Guilt, that feeling of having done something terribly wrong, an agony, so hard to explain, and yet so powerfully dominating one’s mental existence, is often the essence of mental paralysis and psychic pain. Guilt, the longstanding feeling, often beginning with the failure to make your parents happy, resulting in a longstanding, chronic sense of “being bad” without a narrative to understand this feeling. The lack of a narrative often suggests a preverbal experience in which the person felt frustrated before they developed language and hence it is almost impossible to develop words to describe the feeling. This nonlinear aspect of development, where feelings precede language, is one way of understanding why some people struggle terribly with expressing their feelings, and why some of those who have trouble are mislabeled as autistic, where the more accurate understanding of their limited language is a result of very early trauma.
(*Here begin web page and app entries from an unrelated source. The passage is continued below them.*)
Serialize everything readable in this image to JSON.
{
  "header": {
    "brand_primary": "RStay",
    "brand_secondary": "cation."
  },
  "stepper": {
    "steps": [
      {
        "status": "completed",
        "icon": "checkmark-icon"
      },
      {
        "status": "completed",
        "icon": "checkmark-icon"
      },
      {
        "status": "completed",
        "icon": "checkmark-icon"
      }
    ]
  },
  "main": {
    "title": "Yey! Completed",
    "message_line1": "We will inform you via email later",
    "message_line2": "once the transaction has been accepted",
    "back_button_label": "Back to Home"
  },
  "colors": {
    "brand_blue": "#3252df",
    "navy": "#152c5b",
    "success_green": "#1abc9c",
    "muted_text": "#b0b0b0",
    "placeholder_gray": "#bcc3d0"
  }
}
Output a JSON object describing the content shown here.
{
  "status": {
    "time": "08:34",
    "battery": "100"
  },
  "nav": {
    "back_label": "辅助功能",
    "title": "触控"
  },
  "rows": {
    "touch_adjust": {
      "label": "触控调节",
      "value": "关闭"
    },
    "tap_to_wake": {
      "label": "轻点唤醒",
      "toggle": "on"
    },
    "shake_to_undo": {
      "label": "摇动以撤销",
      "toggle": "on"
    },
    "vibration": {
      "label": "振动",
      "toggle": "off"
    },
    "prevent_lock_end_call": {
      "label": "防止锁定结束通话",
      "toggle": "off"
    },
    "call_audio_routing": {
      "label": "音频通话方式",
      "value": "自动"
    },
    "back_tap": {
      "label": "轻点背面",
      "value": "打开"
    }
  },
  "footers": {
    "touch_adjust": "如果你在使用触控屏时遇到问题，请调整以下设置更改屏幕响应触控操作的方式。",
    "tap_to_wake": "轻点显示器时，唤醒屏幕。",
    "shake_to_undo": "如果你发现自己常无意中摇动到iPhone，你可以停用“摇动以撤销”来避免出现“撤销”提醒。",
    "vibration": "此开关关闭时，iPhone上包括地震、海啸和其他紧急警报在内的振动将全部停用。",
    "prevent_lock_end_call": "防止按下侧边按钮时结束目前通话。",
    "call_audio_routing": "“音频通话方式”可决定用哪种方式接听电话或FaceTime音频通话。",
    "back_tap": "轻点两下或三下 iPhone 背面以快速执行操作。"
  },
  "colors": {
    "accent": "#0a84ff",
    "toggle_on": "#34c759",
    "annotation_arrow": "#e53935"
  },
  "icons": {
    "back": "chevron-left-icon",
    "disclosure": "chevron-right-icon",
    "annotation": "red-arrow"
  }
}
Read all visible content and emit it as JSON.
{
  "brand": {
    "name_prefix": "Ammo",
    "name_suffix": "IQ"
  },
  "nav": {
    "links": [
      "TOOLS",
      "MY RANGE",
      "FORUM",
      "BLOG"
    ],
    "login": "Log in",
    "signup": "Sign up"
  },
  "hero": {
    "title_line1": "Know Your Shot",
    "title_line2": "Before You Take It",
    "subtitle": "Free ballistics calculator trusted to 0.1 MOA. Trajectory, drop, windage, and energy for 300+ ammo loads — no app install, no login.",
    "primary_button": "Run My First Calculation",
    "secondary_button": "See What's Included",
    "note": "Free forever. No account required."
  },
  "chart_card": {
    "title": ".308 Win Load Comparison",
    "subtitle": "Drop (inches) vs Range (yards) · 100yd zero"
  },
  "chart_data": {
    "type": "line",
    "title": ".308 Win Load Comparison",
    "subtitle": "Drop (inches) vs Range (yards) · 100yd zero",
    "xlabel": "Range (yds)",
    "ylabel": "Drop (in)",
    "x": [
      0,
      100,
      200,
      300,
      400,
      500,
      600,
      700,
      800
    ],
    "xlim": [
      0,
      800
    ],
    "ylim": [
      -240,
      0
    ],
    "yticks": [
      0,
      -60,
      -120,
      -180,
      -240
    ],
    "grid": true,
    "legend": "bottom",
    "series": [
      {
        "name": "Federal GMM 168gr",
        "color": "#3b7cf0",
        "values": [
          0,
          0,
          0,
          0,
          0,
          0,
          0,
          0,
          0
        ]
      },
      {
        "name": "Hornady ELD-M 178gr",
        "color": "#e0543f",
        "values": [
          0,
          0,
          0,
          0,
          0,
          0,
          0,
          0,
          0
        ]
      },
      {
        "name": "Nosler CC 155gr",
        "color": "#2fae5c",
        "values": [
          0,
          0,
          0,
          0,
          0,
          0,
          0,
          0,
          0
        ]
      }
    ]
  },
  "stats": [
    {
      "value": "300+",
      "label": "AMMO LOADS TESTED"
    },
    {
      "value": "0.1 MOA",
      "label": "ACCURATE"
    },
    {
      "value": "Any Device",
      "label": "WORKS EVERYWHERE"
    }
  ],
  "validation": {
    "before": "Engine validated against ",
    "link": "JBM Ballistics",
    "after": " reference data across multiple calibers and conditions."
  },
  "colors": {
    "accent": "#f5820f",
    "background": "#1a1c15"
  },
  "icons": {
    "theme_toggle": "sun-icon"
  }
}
Conscious and unconscious guilt are the plague of our existence in that the ‘quilt of guilt’ as I like to call it, is woven with both past and present, real and perceived, transgressions. Tyler, twenty-two, comes to mind. He married a woman who his mother disapproves of, and although he loves his wife, he is “massively depressed” because “life never feels right.” His narrative begins with his current symptoms. He does not connect his current discomfort to the agony of being unable to please his wife and his mother, at the same time. By his way of thinking, he has “to live his own life, and it does not matter that his mother is upset with me,” he says, with a tone which suggests he does not quite believe what he is saying. “It seems like your mood tanked right after your marriage,” I say, trying to create a timeline to help us understand the trigger for his mood state. “It is true that I wish I could make my mom happy,” he says, sadly and reluctantly. And so we begin an inquiry into his past relationship with his mom, and how that may or not be connected to his current choice in his wife. We talk about how he negotiated internally that his mate gave his mother grief, and that a part of him did not want to care about that, and yet another part of him, felt deeply troubled by that. The guilt that he feels for making his mom unhappy, reminds him of the guilt he felt when his parents divorced, when he felt that he caused their separation and hence he caused her mom to be deeply unhappy during that time in her life. Tyler begins to wonder if getting married to a woman his mom did not think was good for her, was a repetition of him, in his mind, causing his mother grief, by not keeping his father in the home. Perhaps, Tyler wonders, if he developed the identity of a boy who just cannot please his mother, and in fact, adds to his mother’s stress, and as such, he found a woman who would reinforce this dynamic with his mother.
As we speculate together, we see that his parents’ divorce, in his mind, was a pivotal developmental point which diminished his self-esteem considerably, giving him a sea of guilt which has landed deep in his psychic apparatus. Further life choices are woven into this guilt, creating, what I see, as a quilt, in which each developmental period, another patch of guilt is added on. Our work is to take off patch by patch, to help Tyler see that the divorce of his parents was not his fault, and hence although he might have felt guilty as a child, as an adult, he needs to see their marriage from a different perspective. This new perspective needs to see Tyler as a child who was a victim and not a cause of their divorce, thereby slowly giving Tyler the opportunity to rebuild his self-esteem, with much less guilt left so far down in his psyche.